Kim, M., Jung, H., Kim, S., Park, J., & Seo, Y. (2014). Electromagnetic fields and nanomagnetic particles increase the osteogenic differentiation of human bone marrow-derived mesenchymal stem cells. International Journal of Molecular Medicine, 35, 153-160. https://doi.org/10.3892/ijmm.2014.1978
MLA
Kim, M., Jung, H., Kim, S., Park, J., Seo, Y."Electromagnetic fields and nanomagnetic particles increase the osteogenic differentiation of human bone marrow-derived mesenchymal stem cells". International Journal of Molecular Medicine 35.1 (2014): 153-160.
Chicago

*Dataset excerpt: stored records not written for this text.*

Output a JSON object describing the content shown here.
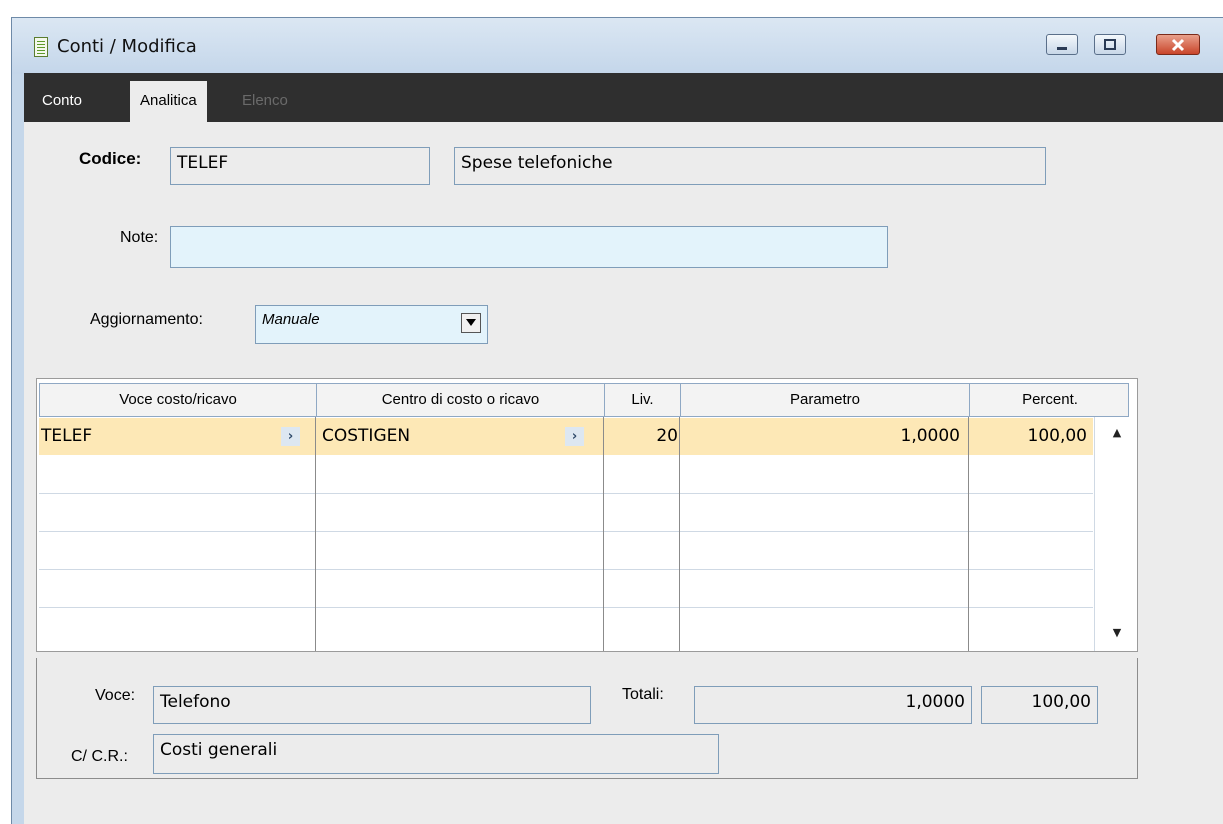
{
  "window": {
    "title": "Conti / Modifica"
  },
  "tabs": [
    {
      "label": "Conto",
      "state": "normal"
    },
    {
      "label": "Analitica",
      "state": "active"
    },
    {
      "label": "Elenco",
      "state": "disabled"
    }
  ],
  "form": {
    "codice_label": "Codice:",
    "codice_value": "TELEF",
    "descrizione_value": "Spese telefoniche",
    "note_label": "Note:",
    "note_value": "",
    "aggiornamento_label": "Aggiornamento:",
    "aggiornamento_value": "Manuale"
  },
  "grid": {
    "columns": [
      "Voce costo/ricavo",
      "Centro di costo o ricavo",
      "Liv.",
      "Parametro",
      "Percent."
    ],
    "rows": [
      {
        "voce": "TELEF",
        "centro": "COSTIGEN",
        "liv": "20",
        "parametro": "1,0000",
        "percent": "100,00"
      }
    ]
  },
  "footer": {
    "voce_label": "Voce:",
    "voce_value": "Telefono",
    "totali_label": "Totali:",
    "totale_parametro": "1,0000",
    "totale_percent": "100,00",
    "ccr_label": "C/ C.R.:",
    "ccr_value": "Costi generali"
  },
  "icons": {
    "window": "document-icon",
    "zoom": "chevron-right-icon",
    "dropdown": "triangle-down-icon"
  },
  "colors": {
    "tabbar": "#2f2f2f",
    "selected_row": "#fde8b6",
    "edit_field": "#e3f3fb",
    "titlebar": "#c4d6ea",
    "close_button": "#c9452a"
  }
}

Kim, M., Jung, H., Kim, S., Park, J., Seo, Y."Electromagnetic fields and nanomagnetic particles increase the osteogenic differentiation of human bone marrow-derived mesenchymal stem cells". International Journal of Molecular Medicine 35, no. 1 (2014): 153-160. https://doi.org/10.3892/ijmm.2014.1978